SOURCE DATA section start

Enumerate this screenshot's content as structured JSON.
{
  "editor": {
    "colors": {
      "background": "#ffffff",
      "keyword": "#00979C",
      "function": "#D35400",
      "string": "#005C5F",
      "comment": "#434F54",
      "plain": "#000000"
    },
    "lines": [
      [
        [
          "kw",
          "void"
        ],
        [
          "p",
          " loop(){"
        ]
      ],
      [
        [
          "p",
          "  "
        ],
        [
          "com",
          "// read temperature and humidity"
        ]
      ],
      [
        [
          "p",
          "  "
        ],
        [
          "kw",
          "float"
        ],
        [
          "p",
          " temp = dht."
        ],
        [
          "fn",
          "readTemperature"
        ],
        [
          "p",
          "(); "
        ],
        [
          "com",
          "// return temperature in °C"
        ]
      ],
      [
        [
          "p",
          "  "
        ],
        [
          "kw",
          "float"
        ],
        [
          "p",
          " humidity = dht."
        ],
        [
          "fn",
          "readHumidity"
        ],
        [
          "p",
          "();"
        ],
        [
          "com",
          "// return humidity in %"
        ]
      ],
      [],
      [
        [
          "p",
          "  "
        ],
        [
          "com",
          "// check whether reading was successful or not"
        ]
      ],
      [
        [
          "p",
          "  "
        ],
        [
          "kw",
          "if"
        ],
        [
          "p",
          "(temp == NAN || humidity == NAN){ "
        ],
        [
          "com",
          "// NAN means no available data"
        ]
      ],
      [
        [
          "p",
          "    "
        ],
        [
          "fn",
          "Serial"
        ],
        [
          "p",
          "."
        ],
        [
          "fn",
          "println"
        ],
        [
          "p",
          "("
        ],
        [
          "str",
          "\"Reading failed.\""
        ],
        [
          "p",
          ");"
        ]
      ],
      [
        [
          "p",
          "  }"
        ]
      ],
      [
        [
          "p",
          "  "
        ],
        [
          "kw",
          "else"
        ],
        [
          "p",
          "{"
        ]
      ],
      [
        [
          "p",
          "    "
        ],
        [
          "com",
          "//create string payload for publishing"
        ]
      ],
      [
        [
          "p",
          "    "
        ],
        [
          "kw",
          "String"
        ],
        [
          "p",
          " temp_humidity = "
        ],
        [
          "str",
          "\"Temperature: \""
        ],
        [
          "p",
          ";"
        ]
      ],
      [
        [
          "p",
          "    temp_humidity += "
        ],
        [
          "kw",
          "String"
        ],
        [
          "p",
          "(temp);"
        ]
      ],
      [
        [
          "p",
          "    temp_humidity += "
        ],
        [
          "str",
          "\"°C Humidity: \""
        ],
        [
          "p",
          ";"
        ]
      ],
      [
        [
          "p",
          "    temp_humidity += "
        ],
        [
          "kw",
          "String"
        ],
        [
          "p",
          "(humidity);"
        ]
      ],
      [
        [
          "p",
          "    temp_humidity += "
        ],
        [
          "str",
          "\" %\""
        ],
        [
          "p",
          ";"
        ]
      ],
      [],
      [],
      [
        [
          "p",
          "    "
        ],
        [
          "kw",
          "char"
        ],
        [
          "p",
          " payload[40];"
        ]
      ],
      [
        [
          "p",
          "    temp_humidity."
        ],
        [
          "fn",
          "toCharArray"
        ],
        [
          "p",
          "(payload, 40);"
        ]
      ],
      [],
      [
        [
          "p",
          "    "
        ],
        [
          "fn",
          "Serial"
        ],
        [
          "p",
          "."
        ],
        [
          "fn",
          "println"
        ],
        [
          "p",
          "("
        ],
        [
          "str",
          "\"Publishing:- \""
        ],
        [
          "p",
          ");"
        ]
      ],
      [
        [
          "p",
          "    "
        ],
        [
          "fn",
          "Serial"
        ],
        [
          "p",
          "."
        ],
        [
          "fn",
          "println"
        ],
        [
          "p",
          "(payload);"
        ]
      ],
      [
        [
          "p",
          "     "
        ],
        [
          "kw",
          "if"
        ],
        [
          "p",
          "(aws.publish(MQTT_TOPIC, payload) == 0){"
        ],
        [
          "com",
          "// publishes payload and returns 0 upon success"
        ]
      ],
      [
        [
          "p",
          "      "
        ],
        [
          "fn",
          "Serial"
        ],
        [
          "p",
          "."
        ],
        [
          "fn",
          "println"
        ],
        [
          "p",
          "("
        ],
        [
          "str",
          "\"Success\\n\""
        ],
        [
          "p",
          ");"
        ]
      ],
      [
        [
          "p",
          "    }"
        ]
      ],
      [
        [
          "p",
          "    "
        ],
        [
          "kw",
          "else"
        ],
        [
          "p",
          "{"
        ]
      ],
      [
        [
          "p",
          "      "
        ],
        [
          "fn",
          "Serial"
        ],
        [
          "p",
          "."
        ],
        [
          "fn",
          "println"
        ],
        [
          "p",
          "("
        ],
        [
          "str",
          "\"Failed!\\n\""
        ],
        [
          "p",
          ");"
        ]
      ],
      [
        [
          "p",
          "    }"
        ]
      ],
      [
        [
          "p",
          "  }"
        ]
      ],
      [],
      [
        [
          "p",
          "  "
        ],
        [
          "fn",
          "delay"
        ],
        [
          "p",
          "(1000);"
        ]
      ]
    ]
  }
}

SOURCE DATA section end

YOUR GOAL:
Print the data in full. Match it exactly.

FINISHED TASK:
Enumerate this screenshot's content as structured JSON.
{
  "editor": {
    "colors": {
      "background": "#ffffff",
      "keyword": "#00979C",
      "function": "#D35400",
      "string": "#005C5F",
      "comment": "#434F54",
      "plain": "#000000"
    },
    "lines": [
      [
        [
          "kw",
          "void"
        ],
        [
          "p",
          " loop(){"
        ]
      ],
      [
        [
          "p",
          "  "
        ],
        [
          "com",
          "// read temperature and humidity"
        ]
      ],
      [
        [
          "p",
          "  "
        ],
        [
          "kw",
          "float"
        ],
        [
          "p",
          " temp = dht."
        ],
        [
          "fn",
          "readTemperature"
        ],
        [
          "p",
          "(); "
        ],
        [
          "com",
          "// return temperature in °C"
        ]
      ],
      [
        [
          "p",
          "  "
        ],
        [
          "kw",
          "float"
        ],
        [
          "p",
          " humidity = dht."
        ],
        [
          "fn",
          "readHumidity"
        ],
        [
          "p",
          "();"
        ],
        [
          "com",
          "// return humidity in %"
        ]
      ],
      [],
      [
        [
          "p",
          "  "
        ],
        [
          "com",
          "// check whether reading was successful or not"
        ]
      ],
      [
        [
          "p",
          "  "
        ],
        [
          "kw",
          "if"
        ],
        [
          "p",
          "(temp == NAN || humidity == NAN){ "
        ],
        [
          "com",
          "// NAN means no available data"
        ]
      ],
      [
        [
          "p",
          "    "
        ],
        [
          "fn",
          "Serial"
        ],
        [
          "p",
          "."
        ],
        [
          "fn",
          "println"
        ],
        [
          "p",
          "("
        ],
        [
          "str",
          "\"Reading failed.\""
        ],
        [
          "p",
          ");"
        ]
      ],
      [
        [
          "p",
          "  }"
        ]
      ],
      [
        [
          "p",
          "  "
        ],
        [
          "kw",
          "else"
        ],
        [
          "p",
          "{"
        ]
      ],
      [
        [
          "p",
          "    "
        ],
        [
          "com",
          "//create string payload for publishing"
        ]
      ],
      [
        [
          "p",
          "    "
        ],
        [
          "kw",
          "String"
        ],
        [
          "p",
          " temp_humidity = "
        ],
        [
          "str",
          "\"Temperature: \""
        ],
        [
          "p",
          ";"
        ]
      ],
      [
        [
          "p",
          "    temp_humidity += "
        ],
        [
          "kw",
          "String"
        ],
        [
          "p",
          "(temp);"
        ]
      ],
      [
        [
          "p",
          "    temp_humidity += "
        ],
        [
          "str",
          "\"°C Humidity: \""
        ],
        [
          "p",
          ";"
        ]
      ],
      [
        [
          "p",
          "    temp_humidity += "
        ],
        [
          "kw",
          "String"
        ],
        [
          "p",
          "(humidity);"
        ]
      ],
      [
        [
          "p",
          "    temp_humidity += "
        ],
        [
          "str",
          "\" %\""
        ],
        [
          "p",
          ";"
        ]
      ],
      [],
      [],
      [
        [
          "p",
          "    "
        ],
        [
          "kw",
          "char"
        ],
        [
          "p",
          " payload[40];"
        ]
      ],
      [
        [
          "p",
          "    temp_humidity."
        ],
        [
          "fn",
          "toCharArray"
        ],
        [
          "p",
          "(payload, 40);"
        ]
      ],
      [],
      [
        [
          "p",
          "    "
        ],
        [
          "fn",
          "Serial"
        ],
        [
          "p",
          "."
        ],
        [
          "fn",
          "println"
        ],
        [
          "p",
          "("
        ],
        [
          "str",
          "\"Publishing:- \""
        ],
        [
          "p",
          ");"
        ]
      ],
      [
        [
          "p",
          "    "
        ],
        [
          "fn",
          "Serial"
        ],
        [
          "p",
          "."
        ],
        [
          "fn",
          "println"
        ],
        [
          "p",
          "(payload);"
        ]
      ],
      [
        [
          "p",
          "     "
        ],
        [
          "kw",
          "if"
        ],
        [
          "p",
          "(aws.publish(MQTT_TOPIC, payload) == 0){"
        ],
        [
          "com",
          "// publishes payload and returns 0 upon success"
        ]
      ],
      [
        [
          "p",
          "      "
        ],
        [
          "fn",
          "Serial"
        ],
        [
          "p",
          "."
        ],
        [
          "fn",
          "println"
        ],
        [
          "p",
          "("
        ],
        [
          "str",
          "\"Success\\n\""
        ],
        [
          "p",
          ");"
        ]
      ],
      [
        [
          "p",
          "    }"
        ]
      ],
      [
        [
          "p",
          "    "
        ],
        [
          "kw",
          "else"
        ],
        [
          "p",
          "{"
        ]
      ],
      [
        [
          "p",
          "      "
        ],
        [
          "fn",
          "Serial"
        ],
        [
          "p",
          "."
        ],
        [
          "fn",
          "println"
        ],
        [
          "p",
          "("
        ],
        [
          "str",
          "\"Failed!\\n\""
        ],
        [
          "p",
          ");"
        ]
      ],
      [
        [
          "p",
          "    }"
        ]
      ],
      [
        [
          "p",
          "  }"
        ]
      ],
      [],
      [
        [
          "p",
          "  "
        ],
        [
          "fn",
          "delay"
        ],
        [
          "p",
          "(1000);"
        ]
      ]
    ]
  }
}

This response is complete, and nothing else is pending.